* Stackridge -- Fundamentally Yours; Pinafore Days. From PINAFORE DAYS. "Fundamentally" is pleasant, but over with before it went much of anywhere. "Pinafore Days" is closer to Gryphon or Amazing Blondel, though with that British-music-hall sound again. This is all pleasant, though not stunning. Good-timey music, not sure about rock and roll.
* Stackridge -- The Last Plimsoll. Nice guitar, light vocals. This has some force to it. When they have a framework and don't get too silly, there's a lot of talent on display here. Pretty good little pop band. And it sounds like somebody listened to a lot of SMILE bootlegs -- with Wilson and Parks' 1880s throwback outlook -- before pulling this together.

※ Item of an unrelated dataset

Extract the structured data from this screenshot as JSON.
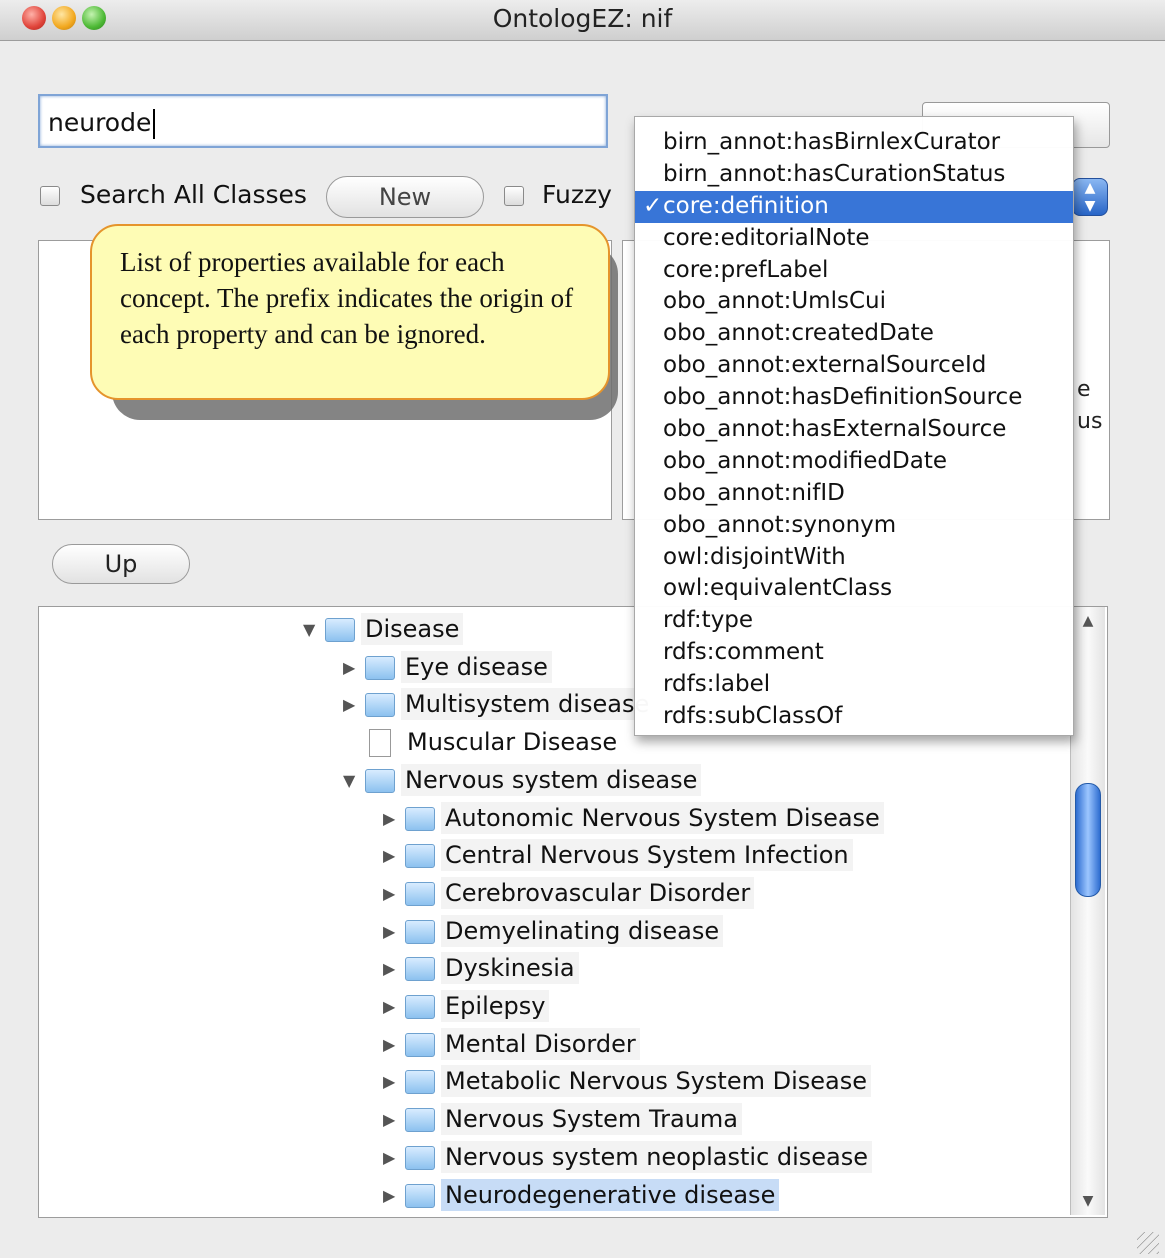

* Stackridge -- Humiliation. Very gentle ballad. Maybe shoulda quit while I was ahead....
* Audience -- Jackdaw. From THE HOUSE ON THE HILL. My Ghod, seven minutes of this? Sounds sorta like AC/DC with an added sax. Howard Werth is a powerful singer. And the sax and flute -- by Keith Gemmell again -- do add to the agitated atmosphere. Definitely something different.... The sax-led jam in the middle could almost be King Crimson. Which naturally leads into....
* Audience -- It Brings a Tear. Comparatively gentle and brief, though led by Werth's operatic vocals.
* Audience -- Raviole. Orchestrated instrumental led by Werth's acoustic guitar. Arranged by nick Drake's old buddy robert kirby. OK, but not rock and roll.
* Wishbone Ash -- Blowin' Free. From ARGUS. Nice guitars, nice vocals. Lyrics are kinda dull. But I was told this was closer to the Strawbs or fairport Convention than metal. And I think i was misinformed.
* Wishbone Ash -- Throw Down the Sword. OK, the twin guitars work better here. Actually wished this was longer....
* Robert Fripp and Andy Summers -- What Kind of Man Reads Playboy? From BEWITCHED. Well, neither of THESE two gentlemen, I'm sure. early-'80s King Crimson meets Discotronics. maybe wouldn;t be bad if it weren't for the computerized handclaps. fripp musta decided he wanted to dance. am i typing even worse after more coffee? ... OK, made it most of the way through, but the melodic interest is kind of minimal.
* Incredible String Band -- Log Cabin Home in the Sky. From WEE TAM. Gong without electronics. Like the fiddle, and am amused by the way Robin Williamson and Mike Heron's voices clash with each other. This actually has more of a structure than some of their stuff. Gimme a hit of that....
* Incredible String Band -- My Father Was a Lighthouse Keeper. From EARTHSPAN. Now this is the kind of weirdness I expect from these old hippies....
* Incredible String Band -- My Blue Tears. From NO RUINOUS FEUD. This is a Dolly Parton song? And they play it straight, except for the keening vocals.
* Incredible String Band -- Weather the Storm. Adds sax and keyboards and a Bob Dylan-like vocal. But where's the Incredibles?